Search term "email": please copy every line of the records below that contains it.

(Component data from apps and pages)
*-*-*

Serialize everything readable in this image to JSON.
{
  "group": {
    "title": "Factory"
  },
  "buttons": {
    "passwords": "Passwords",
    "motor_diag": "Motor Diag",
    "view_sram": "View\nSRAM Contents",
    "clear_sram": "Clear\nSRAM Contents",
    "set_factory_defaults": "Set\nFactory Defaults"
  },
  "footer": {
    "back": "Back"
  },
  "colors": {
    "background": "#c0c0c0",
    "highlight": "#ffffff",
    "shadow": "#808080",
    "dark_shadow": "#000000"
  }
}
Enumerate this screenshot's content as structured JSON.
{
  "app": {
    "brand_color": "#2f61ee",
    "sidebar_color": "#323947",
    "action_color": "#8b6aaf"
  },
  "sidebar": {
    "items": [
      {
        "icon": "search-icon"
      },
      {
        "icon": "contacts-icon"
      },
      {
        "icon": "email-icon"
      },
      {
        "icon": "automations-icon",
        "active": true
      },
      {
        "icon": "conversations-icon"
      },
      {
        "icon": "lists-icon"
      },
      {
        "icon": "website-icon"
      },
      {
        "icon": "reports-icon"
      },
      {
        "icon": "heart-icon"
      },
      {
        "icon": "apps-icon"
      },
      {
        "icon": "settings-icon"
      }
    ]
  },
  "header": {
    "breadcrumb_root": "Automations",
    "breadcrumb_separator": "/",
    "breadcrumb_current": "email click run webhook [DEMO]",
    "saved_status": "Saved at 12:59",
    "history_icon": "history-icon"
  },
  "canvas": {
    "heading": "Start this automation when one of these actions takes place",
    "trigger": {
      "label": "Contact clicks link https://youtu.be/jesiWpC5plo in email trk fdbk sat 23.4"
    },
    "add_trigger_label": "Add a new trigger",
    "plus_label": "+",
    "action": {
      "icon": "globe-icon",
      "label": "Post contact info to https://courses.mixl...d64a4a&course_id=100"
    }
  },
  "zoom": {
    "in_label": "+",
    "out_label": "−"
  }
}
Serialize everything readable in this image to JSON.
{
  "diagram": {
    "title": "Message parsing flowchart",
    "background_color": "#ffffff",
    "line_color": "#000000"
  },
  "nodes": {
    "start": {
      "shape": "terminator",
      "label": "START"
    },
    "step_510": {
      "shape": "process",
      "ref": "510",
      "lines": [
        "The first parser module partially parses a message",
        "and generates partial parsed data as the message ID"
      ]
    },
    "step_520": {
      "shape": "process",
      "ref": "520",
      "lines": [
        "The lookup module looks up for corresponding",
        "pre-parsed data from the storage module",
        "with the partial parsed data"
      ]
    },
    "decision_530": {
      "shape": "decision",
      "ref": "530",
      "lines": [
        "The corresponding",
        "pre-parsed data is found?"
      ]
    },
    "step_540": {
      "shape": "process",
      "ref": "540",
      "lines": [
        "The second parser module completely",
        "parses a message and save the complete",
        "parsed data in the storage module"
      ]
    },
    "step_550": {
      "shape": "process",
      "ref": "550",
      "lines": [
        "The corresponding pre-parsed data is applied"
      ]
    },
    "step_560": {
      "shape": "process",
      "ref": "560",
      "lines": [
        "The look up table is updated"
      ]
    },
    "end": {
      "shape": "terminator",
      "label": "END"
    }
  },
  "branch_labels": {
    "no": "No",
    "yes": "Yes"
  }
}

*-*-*

RESPONSE FOR THIS EXERCISE ▸
        "icon": "email-icon"
    "breadcrumb_current": "email click run webhook [DEMO]",
      "label": "Contact clicks link https://youtu.be/jesiWpC5plo in email trk fdbk sat 23.4"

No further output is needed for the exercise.